AIM OF THE TASK: Output the full listing below exactly, without the pictures.

[Opening EXERCISE MATERIAL section]

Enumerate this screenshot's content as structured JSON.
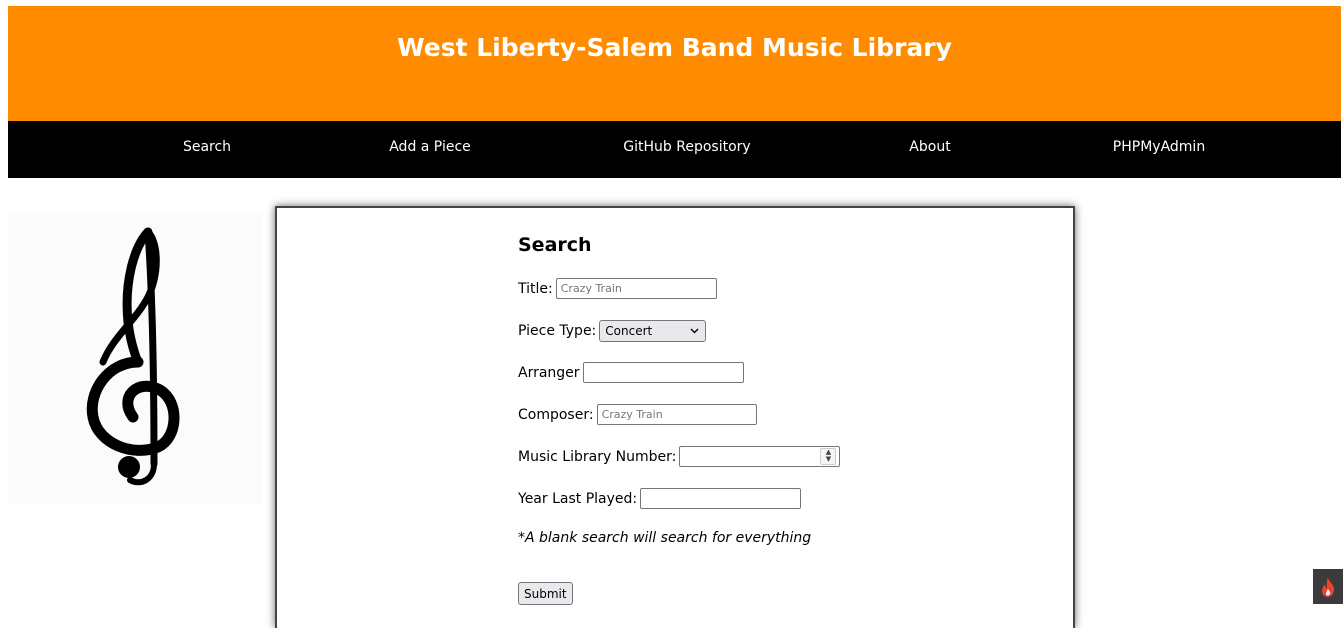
{
  "header": {
    "title": "West Liberty-Salem Band Music Library"
  },
  "nav": {
    "items": [
      {
        "label": "Search"
      },
      {
        "label": "Add a Piece"
      },
      {
        "label": "GitHub Repository"
      },
      {
        "label": "About"
      },
      {
        "label": "PHPMyAdmin"
      }
    ]
  },
  "form": {
    "heading": "Search",
    "title_label": "Title:",
    "title_placeholder": "Crazy Train",
    "piece_type_label": "Piece Type:",
    "piece_type_value": "Concert",
    "arranger_label": "Arranger",
    "composer_label": "Composer:",
    "composer_placeholder": "Crazy Train",
    "library_number_label": "Music Library Number:",
    "year_label": "Year Last Played:",
    "note": "*A blank search will search for everything",
    "submit_label": "Submit"
  },
  "colors": {
    "header": "#ff8c00",
    "nav": "#000000"
  },
  "icons": {
    "treble_clef": "treble-clef-icon",
    "flame": "flame-icon"
  }
}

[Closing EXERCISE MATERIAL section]

WRITTEN REPLY:
Enumerate this screenshot's content as structured JSON.
{
  "header": {
    "title": "West Liberty-Salem Band Music Library"
  },
  "nav": {
    "items": [
      {
        "label": "Search"
      },
      {
        "label": "Add a Piece"
      },
      {
        "label": "GitHub Repository"
      },
      {
        "label": "About"
      },
      {
        "label": "PHPMyAdmin"
      }
    ]
  },
  "form": {
    "heading": "Search",
    "title_label": "Title:",
    "title_placeholder": "Crazy Train",
    "piece_type_label": "Piece Type:",
    "piece_type_value": "Concert",
    "arranger_label": "Arranger",
    "composer_label": "Composer:",
    "composer_placeholder": "Crazy Train",
    "library_number_label": "Music Library Number:",
    "year_label": "Year Last Played:",
    "note": "*A blank search will search for everything",
    "submit_label": "Submit"
  },
  "colors": {
    "header": "#ff8c00",
    "nav": "#000000"
  },
  "icons": {
    "treble_clef": "treble-clef-icon",
    "flame": "flame-icon"
  }
}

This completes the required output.